Interview with Hsu Ken Ooi, Co-Founder of

Decide Team: Hsu Ken is the first one from the left, in the first row, doing the Dragon Ball fusion pose but failing to connect fingers.

About provides unbiased advice to help you save money and avoid buyer’s remorse. Based in Seattle, they’re a team of 30 that’s raised $17M from Madrona, Maveron and Vulcan. They’ve been featured in the Wall Street Journal, The New York Times and USA Today.

What do you do at Decide?

A little bit of everything depending on what stage of product development we’re in. If it’s really early, I’ll be sketching and wire framing. Once we have a basic idea of what we want I’ll do more program management, fleshing out the details and working with development. Towards the end I’ll do a little bit of development, these days mostly HTML and CSS, to make sure everything works right and help out our engineers.

How did you meet your co-founders?

Well one of them is my brother (Hsu Han) so that was easy (or hard depending on how you think about it). Brian and my brother worked at Zillow pretty early on. I don’t think they were on the same team but it was much smaller back then. I think they just liked each other. They’d go to lunch, play ping pong and talk about startups.

A few months later, Brian left Zillow to start his own thing and tried to recruit my brother. My brother told Brian he should talk to me too because I was into startups. Brian pitched us his idea (it was terrible in all the classic ways) and we started to work together on weekends. At some point Brian brought his brother onboard but I don’t remember meeting him. I think he just showed up one day.

How did you choose to work with them?

I’d love to tell you I asked a lot of really smart questions and we just clicked immediately but honestly it just kind of happened. We all started showing up to my brother’s house on the weekend to work. I don’t know, we didn’t talk about it much. There was never anything official.
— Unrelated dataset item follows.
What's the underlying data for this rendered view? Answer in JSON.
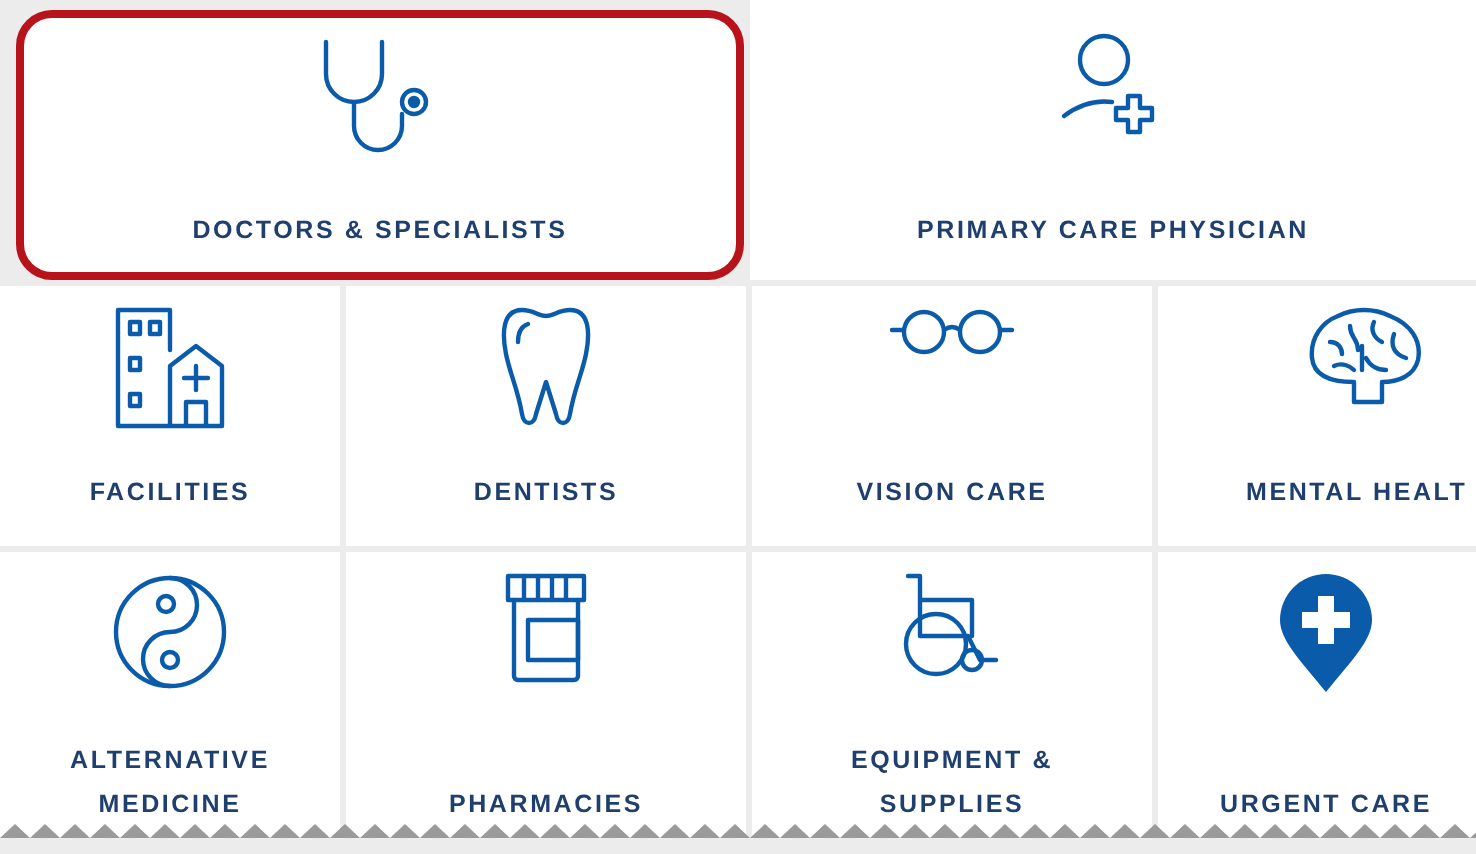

I was happy to just find other people that wanted to spend their free time building stuff too. We had fun and they seemed nice enough.

Weren’t you worried you wouldn’t get along?
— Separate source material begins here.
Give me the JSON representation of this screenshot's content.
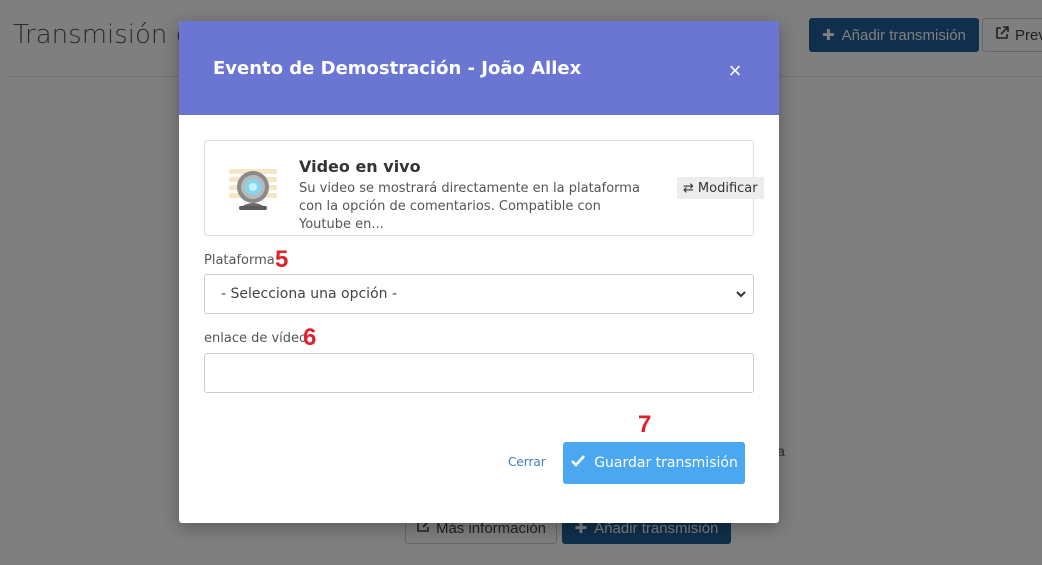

I probably should’ve been but I was so naive at the time. I guess we figured we’d only be working together for a few months anyway. We’d either get sick of each other, build something that didn’t work, etc. There’s so many ways for a startup to die. I didn’t think we’d be working together 5 years later.

How did you meet Oren Etzioni?
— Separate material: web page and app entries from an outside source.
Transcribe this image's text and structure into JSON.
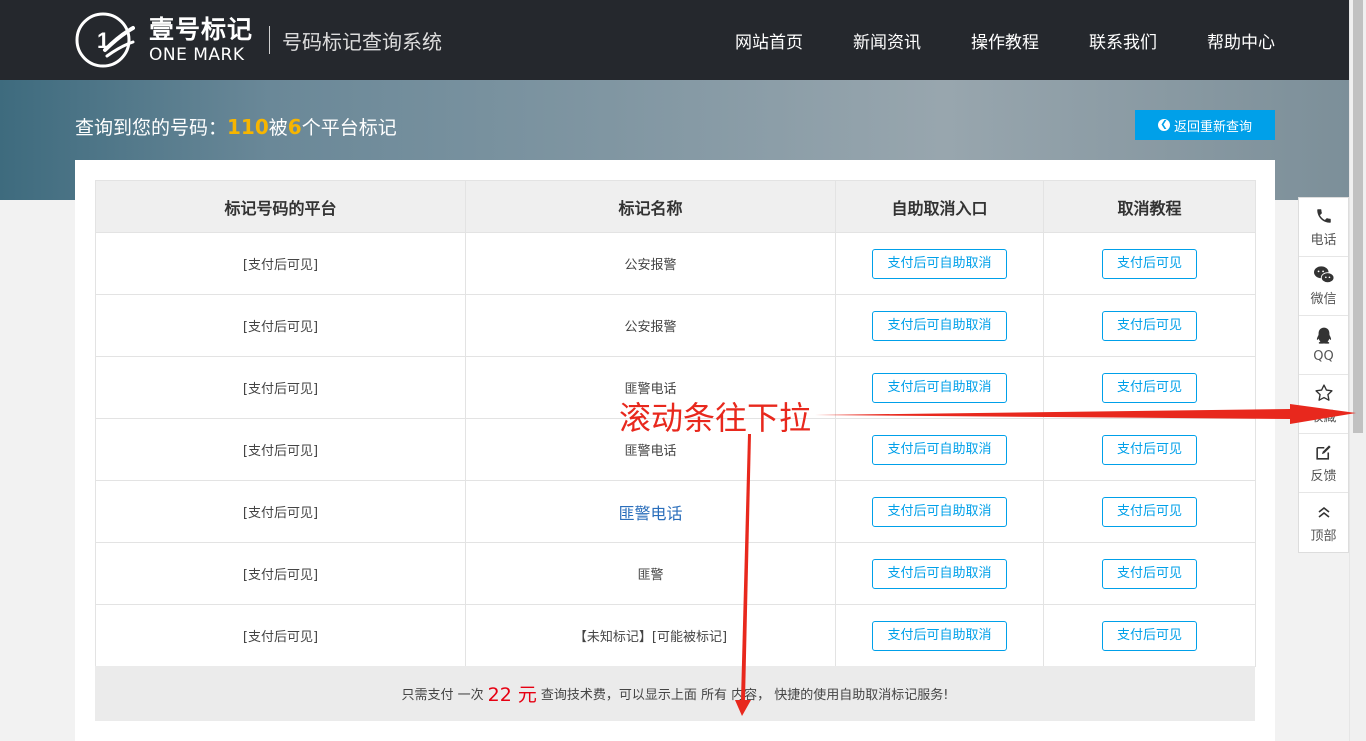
{
  "header": {
    "logo_cn": "壹号标记",
    "logo_en": "ONE MARK",
    "subtitle": "号码标记查询系统",
    "nav": [
      "网站首页",
      "新闻资讯",
      "操作教程",
      "联系我们",
      "帮助中心"
    ]
  },
  "banner": {
    "prefix": "查询到您的号码：",
    "number": "110",
    "mid": "被",
    "count": "6",
    "suffix": "个平台标记",
    "back_button": "返回重新查询"
  },
  "table": {
    "headers": [
      "标记号码的平台",
      "标记名称",
      "自助取消入口",
      "取消教程"
    ],
    "rows": [
      {
        "platform": "[支付后可见]",
        "name": "公安报警",
        "cancel": "支付后可自助取消",
        "tutorial": "支付后可见"
      },
      {
        "platform": "[支付后可见]",
        "name": "公安报警",
        "cancel": "支付后可自助取消",
        "tutorial": "支付后可见"
      },
      {
        "platform": "[支付后可见]",
        "name": "匪警电话",
        "cancel": "支付后可自助取消",
        "tutorial": "支付后可见"
      },
      {
        "platform": "[支付后可见]",
        "name": "匪警电话",
        "cancel": "支付后可自助取消",
        "tutorial": "支付后可见"
      },
      {
        "platform": "[支付后可见]",
        "name": "匪警电话",
        "cancel": "支付后可自助取消",
        "tutorial": "支付后可见"
      },
      {
        "platform": "[支付后可见]",
        "name": "匪警",
        "cancel": "支付后可自助取消",
        "tutorial": "支付后可见"
      },
      {
        "platform": "[支付后可见]",
        "name": "【未知标记】[可能被标记]",
        "cancel": "支付后可自助取消",
        "tutorial": "支付后可见"
      }
    ],
    "footer_prefix": "只需支付 一次",
    "footer_price": "22 元",
    "footer_suffix": "查询技术费，可以显示上面 所有 内容， 快捷的使用自助取消标记服务!"
  },
  "sidebar": {
    "items": [
      {
        "label": "电话",
        "icon": "phone-icon"
      },
      {
        "label": "微信",
        "icon": "wechat-icon"
      },
      {
        "label": "QQ",
        "icon": "qq-icon"
      },
      {
        "label": "收藏",
        "icon": "star-icon"
      },
      {
        "label": "反馈",
        "icon": "edit-icon"
      },
      {
        "label": "顶部",
        "icon": "double-up-icon"
      }
    ]
  },
  "annotation": {
    "text": "滚动条往下拉",
    "color": "#e8281d"
  },
  "colors": {
    "header_bg": "#25282d",
    "accent": "#00a0e9",
    "highlight": "#f7b500",
    "price": "#e60012"
  }
}
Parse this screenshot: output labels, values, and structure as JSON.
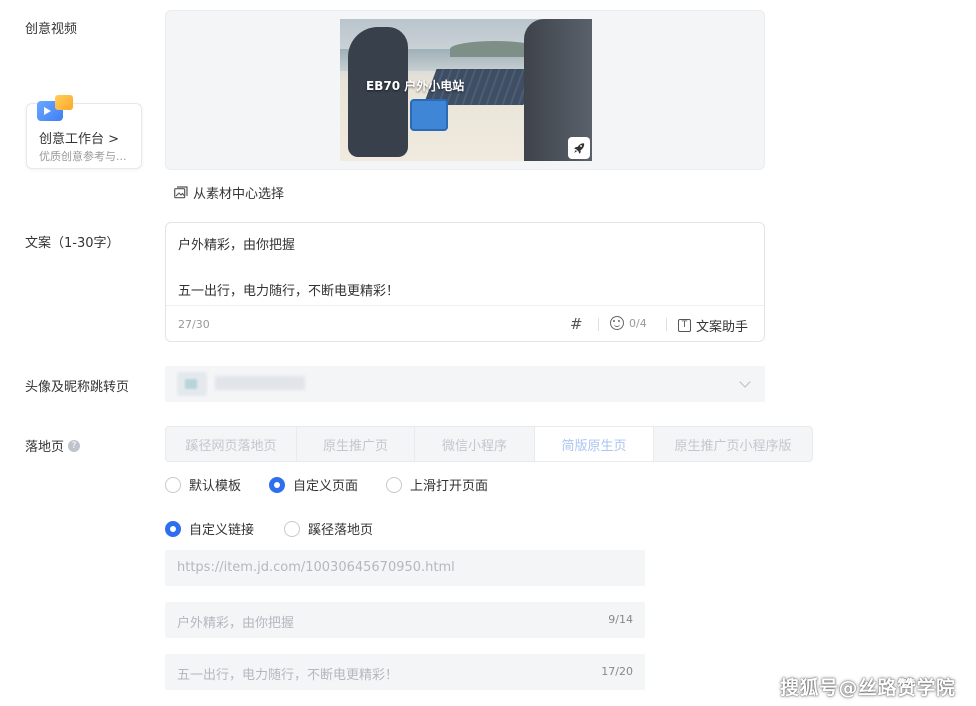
{
  "labels": {
    "creative_video": "创意视频",
    "copy": "文案（1-30字）",
    "avatar_jump": "头像及昵称跳转页",
    "landing": "落地页",
    "help": "?"
  },
  "workbench": {
    "title": "创意工作台 >",
    "subtitle": "优质创意参考与..."
  },
  "video": {
    "overlay_text": "EB70 户外小电站"
  },
  "material_link": "从素材中心选择",
  "copy_editor": {
    "line1": "户外精彩，由你把握",
    "line2": "五一出行，电力随行，不断电更精彩！",
    "counter": "27/30",
    "hash_symbol": "#",
    "emoji_count": "0/4",
    "t_glyph": "T",
    "assistant_label": "文案助手"
  },
  "landing_tabs": [
    {
      "label": "蹊径网页落地页",
      "active": false
    },
    {
      "label": "原生推广页",
      "active": false
    },
    {
      "label": "微信小程序",
      "active": false
    },
    {
      "label": "简版原生页",
      "active": true
    },
    {
      "label": "原生推广页小程序版",
      "active": false
    }
  ],
  "page_type_options": [
    {
      "label": "默认模板",
      "selected": false
    },
    {
      "label": "自定义页面",
      "selected": true
    },
    {
      "label": "上滑打开页面",
      "selected": false
    }
  ],
  "link_type_options": [
    {
      "label": "自定义链接",
      "selected": true
    },
    {
      "label": "蹊径落地页",
      "selected": false
    }
  ],
  "fields": {
    "url_placeholder": "https://item.jd.com/10030645670950.html",
    "title_placeholder": "户外精彩，由你把握",
    "title_count": "9/14",
    "desc_placeholder": "五一出行，电力随行，不断电更精彩！",
    "desc_count": "17/20"
  },
  "watermark": "搜狐号@丝路赞学院",
  "colors": {
    "primary": "#2e6ff0",
    "tab_active_text": "#a9c6f2",
    "field_bg": "#f4f5f7"
  },
  "icons": [
    "rocket-icon",
    "image-folder-icon",
    "hash-icon",
    "emoji-icon",
    "text-icon",
    "chevron-down-icon",
    "help-icon"
  ]
}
Ian was taking one of his classes (he was still in college) at the time. He had just sold Farecast to Microsoft and was talking about it to his class. Ian, very naively, walked up to him after class, introduced himself and told him about what we were doing. Frankly we weren’t doing much of anything at the time but Oren agreed to meet with us. He took a chance on us.

Now that I think about it, when Ian told us we had a meeting with Oren we didn’t believe him for a few days. Finally he said something like “Guys, I think we should start preparing for our meeting with Oren” and our response was “Oh you were serious about that?”

What kind of people are you looking to meet on CoffeeMe?

I’m happy to meet with most anyone. I enjoy meeting other entrepreneurs (I can’t believe I spelled that right without autocorrect), first-timers or people that’ve been through a few. You learn a lot from both.

First-timers have so much enthusiasm and optimism, it’s infectious. After you’ve been duking it out for a few years, it’s a refreshing reminder of why you got into startups in the first place. Hopefully I can help them avoid the mistakes we made. We made a lot.

It’s fun to listen and share stories with more experienced entrepreneurs. There’s so many things that happen behind the scenes at startups that never make it into a blog post.

Who in startups have you always wanted to meet? Why?

Marc Andreesen. When I was getting into startups, I read his Guide to Startups series on his blog. He writes about all the reasons you shouldn’t do a startup, mistakes you’ll make, how the VC game is played, etc. I ate it up, it sounded exactly like the type of thing I wanted to get into. Since then I’ve wanted to meet him.

Oh, also because he seems smart and has started a few things.

Meet Hsu Ken and other startup people on CoffeeMe. CoffeeMe finds out who wants to meet you professionally, and connects you with them if you’re both interested.